Globalisation has dominated economics and trade for decades. The Merriam-Webster dictionary defines globalisation as: “the development of an increasingly integrated global economy marked especially by free trade, free flow of capital, and the tapping of cheaper foreign labour markets”. Many critics, including delegates attending the 2017 World Economic Forum event in Davos, Switzerland, are of opinion that globalisation has flat-lined and is now going into reverse (Levy, 2016). This trend started with the financial crisis in 2008, and, now with the prospect of Brexit and President Trump having assumed office in the United States, globalisation is distinctly in decline. Moreover, critics believe that the world has reached a turning point in the nature of capitalism, a view also expressed by Steyn and Semolic (2016). At the same time, protectionism is rising in popularity.
In a note to clients, Jason Rotenberg and Jeff Amato (from Bridgewater, one of the world’s largest hedge funds) averred that the political backdrop in the world looks negative for globalisation and everything associated with it. Many critics believe that globalisation, competitiveness and internationalism are firmly in retreat, and that the protectionism now rearing its head does not augur well for the future. With the financial crisis of 2008 seen as the trigger of this phenomenon, many critics, including George Saravelos, chief foreign exchange strategist at Deutsche Bank, view the retreat as a new global mega-trend. Saravelos is of the opinion that globalisation has reached its peak and that the world is about to witness an unwinding of this trend, even labelling it as the slow death of globalisation.
Saravelos identifies three crucial aspects involved in the demise of globalisation. Firstly, he believes that world exports as a percentage of GDP peaked in 2014, having been in steady decline since then. Gross financial flows into the United States peaked in 2008 with the financial crisis, and are now moving sideways. Currently the number of new trade deals is at its lowest in more than two decades. Secondly, anti-globalisation sentiments are growing in the political domain. Brexit is set to be implemented in the foreseeable future, and the recent United States election was heavily focused on concerns related to globalisation and immigration, with other countries to follow. Thirdly, changes in regulation worldwide suggest that globalisation is waning. He mentions that China is slowing down on its capital account liberalisation programme, and changes in banking regulation have forced greater national reporting and capital standards, while raising the cost of cross-border business. The position of Deutsche Bank is that the only exception in the reversal of globalisation is the global dissemination of ideas, powered by political freedom and assisted by persistent innovations in technology, such as social networks.
Saravelos’ Deutsche Bank colleagues John Reid, Nick Burns and Sukanto Chanda, are of opinion that the current economic age is reaching its cul-de-sac. They believe that the global economy will change drastically over the decades to come, and that it will be subjected to subdued growth, lower profits, higher inflation, and diminishing global trade.
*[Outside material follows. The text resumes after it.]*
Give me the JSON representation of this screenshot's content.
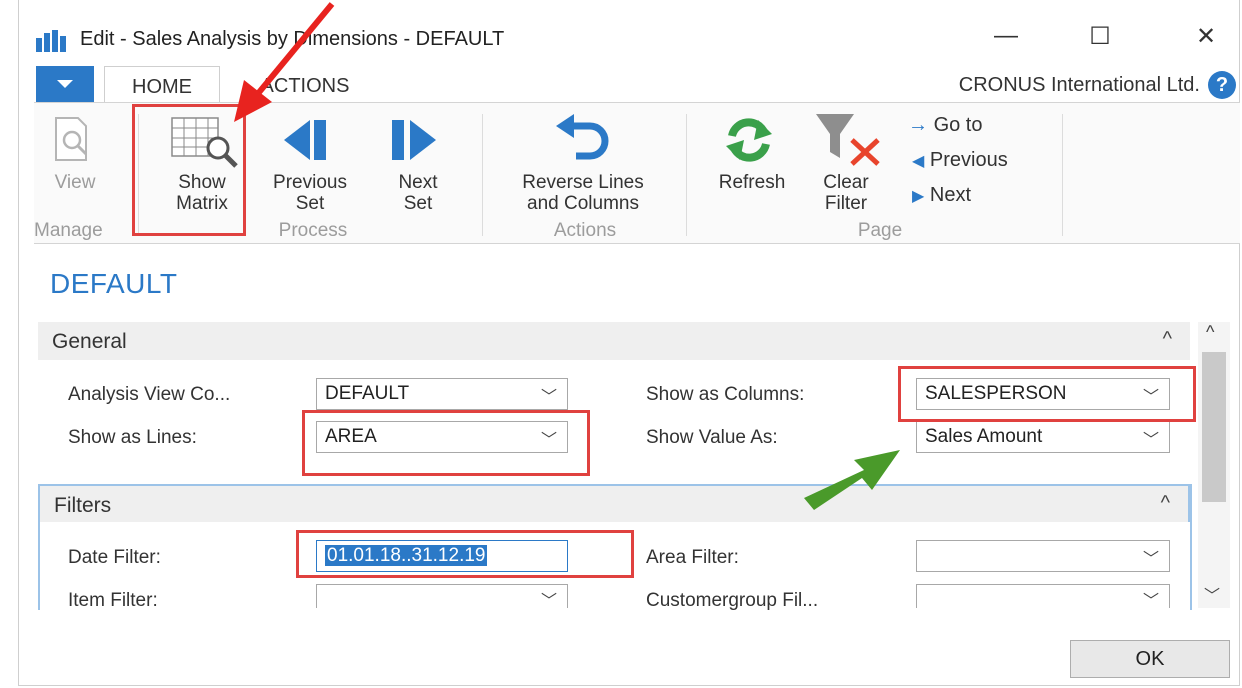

Moreover, they argue that the world has reached a demographic peak and that huge changes will occur in the near future, predicting what they call “a far less exciting economy”. They contend that the deterioration will lead to a situation where it is unlikely that the next couple of decades will see real growth rates returning to the pre-crisis levels. They add, however, that should a sustainable exogenous boost to productivity surface, a more optimistic scenario may result, but they find it hard to see where such a boost will come from.
Like many other critics, George Osborne, former British Chancellor of the Exchequer, believes that the forces of protectionism are increasing, and he is concerned that the pace of technology growth can be detrimental to economic well-being. The former vice-chairman of Merrill Lynch Europe, Lord Adair Turner, is concerned that advances in technology are actually undermining capitalism, killing jobs, driving inequality and preventing the global economy from recovering from the financial crisis of 2008. He believes that the current capitalist system is not delivering as it should, and also not to enough people to maintain its legitimacy. He labels this “tech-driven inequality that contributed to the popular resentment for elites and mainstream politics”, and calls for a solution to “the problems presented by the new tech economy” to restore global trust in capitalism and repair the global economy.
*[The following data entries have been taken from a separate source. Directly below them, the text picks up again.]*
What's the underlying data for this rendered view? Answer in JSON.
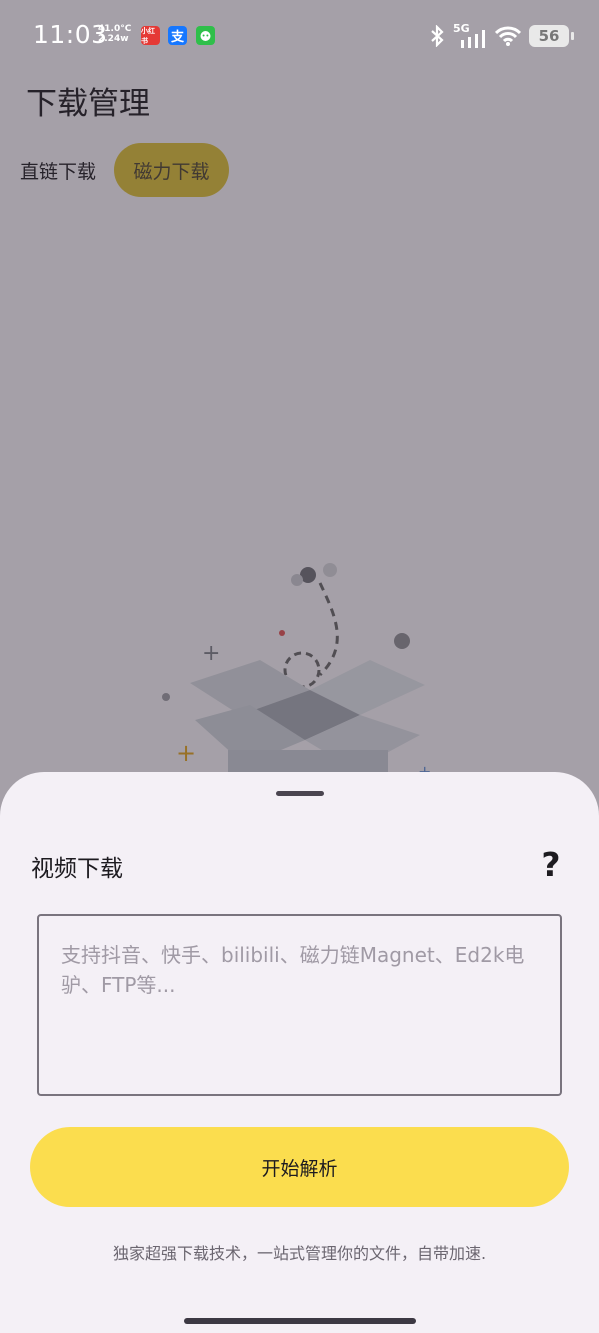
{
  "status_bar": {
    "time": "11:03",
    "temperature": "41.0°C",
    "power": "2.24w",
    "app_badges": [
      {
        "name": "xiaohongshu",
        "label": "小红书",
        "color": "#e53935"
      },
      {
        "name": "alipay",
        "label": "支",
        "color": "#1677ff"
      },
      {
        "name": "wechat-mini",
        "label": "",
        "color": "#2fbf4a"
      }
    ],
    "network": "5G",
    "battery": "56"
  },
  "header": {
    "title": "下载管理"
  },
  "tabs": [
    {
      "label": "直链下载",
      "selected": false
    },
    {
      "label": "磁力下载",
      "selected": true
    }
  ],
  "sheet": {
    "title": "视频下载",
    "help_symbol": "?",
    "input": {
      "value": "",
      "placeholder": "支持抖音、快手、bilibili、磁力链Magnet、Ed2k电驴、FTP等..."
    },
    "start_button": "开始解析",
    "tagline": "独家超强下载技术，一站式管理你的文件，自带加速."
  },
  "colors": {
    "accent": "#fbdd4e",
    "selected_tab": "#d9be34",
    "sheet_background": "#f4f0f6"
  }
}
At the recent 2017 World Economic Forum gathering in Davos Switzerland, the same sentiments as above were expressed, accompanied by major disagreement on what the solution should be. All admitted the failure of political and business elites to predict any of the political events that occurred during 2016, and even raised questions regarding their capability to understand and to address the anti-establishment trends and events that emerged. However, all were in agreement that change for the better should occur. This group included two Nobel-laureate economists, Joseph Stiglitz and Angus Deaton, who are very critical of the current European order.